> [Exercise]: For each line of the data below that contains "title", return that line.

> [Data for review]:
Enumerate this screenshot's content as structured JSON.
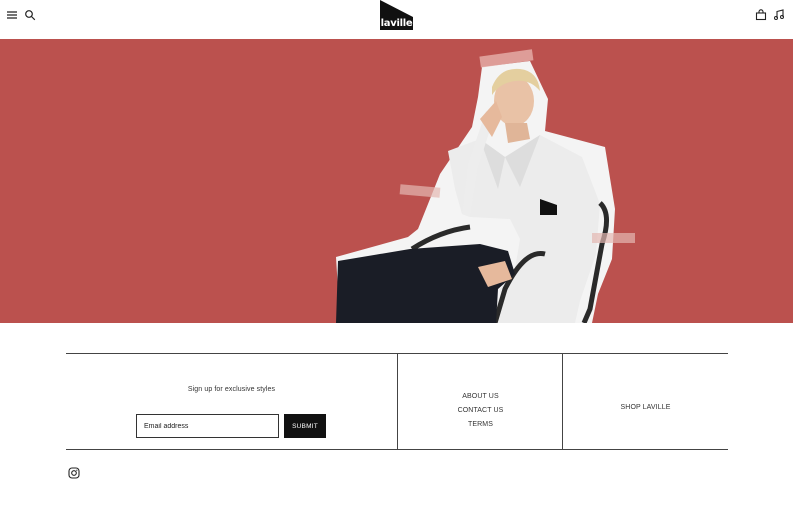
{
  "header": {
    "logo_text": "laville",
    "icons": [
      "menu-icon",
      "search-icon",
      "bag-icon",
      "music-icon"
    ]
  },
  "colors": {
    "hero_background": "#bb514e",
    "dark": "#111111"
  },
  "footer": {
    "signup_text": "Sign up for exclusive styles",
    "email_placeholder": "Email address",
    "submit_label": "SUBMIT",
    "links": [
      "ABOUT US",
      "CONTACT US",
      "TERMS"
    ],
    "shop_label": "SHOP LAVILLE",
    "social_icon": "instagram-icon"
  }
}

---

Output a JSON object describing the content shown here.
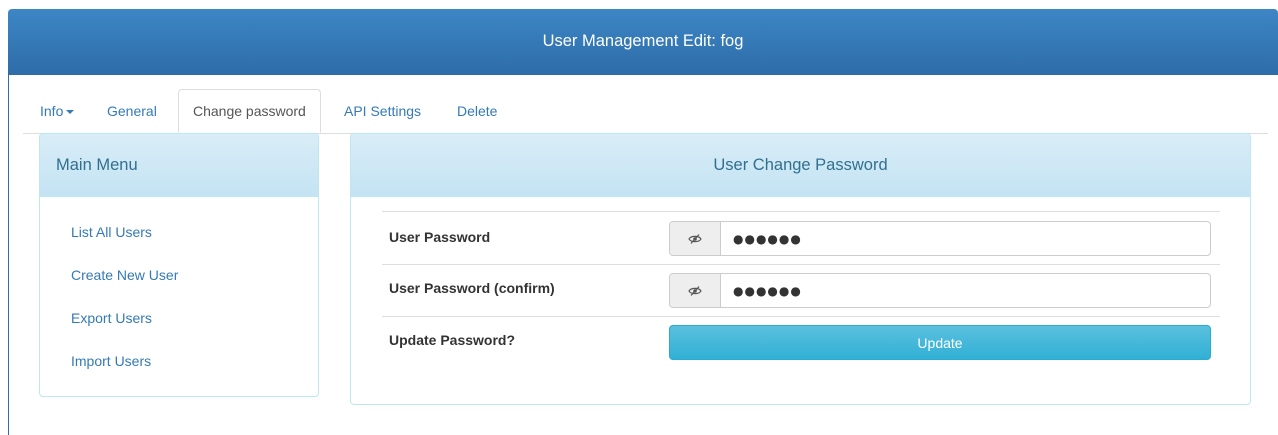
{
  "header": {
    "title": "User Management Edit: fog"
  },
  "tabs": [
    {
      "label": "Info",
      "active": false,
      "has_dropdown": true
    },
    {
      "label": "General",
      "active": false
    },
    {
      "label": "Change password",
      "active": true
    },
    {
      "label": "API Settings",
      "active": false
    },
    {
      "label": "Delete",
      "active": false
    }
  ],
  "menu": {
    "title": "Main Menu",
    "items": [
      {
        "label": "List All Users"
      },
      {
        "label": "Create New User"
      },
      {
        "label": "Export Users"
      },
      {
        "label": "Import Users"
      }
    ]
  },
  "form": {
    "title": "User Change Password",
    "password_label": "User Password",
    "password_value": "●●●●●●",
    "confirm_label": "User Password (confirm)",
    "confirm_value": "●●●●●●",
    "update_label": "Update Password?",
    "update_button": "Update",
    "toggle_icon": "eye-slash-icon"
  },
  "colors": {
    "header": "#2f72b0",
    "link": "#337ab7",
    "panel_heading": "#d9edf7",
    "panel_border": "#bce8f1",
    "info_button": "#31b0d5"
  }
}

> [Response box]:
    "title": "User Management Edit: fog"
    "title": "Main Menu",
    "title": "User Change Password",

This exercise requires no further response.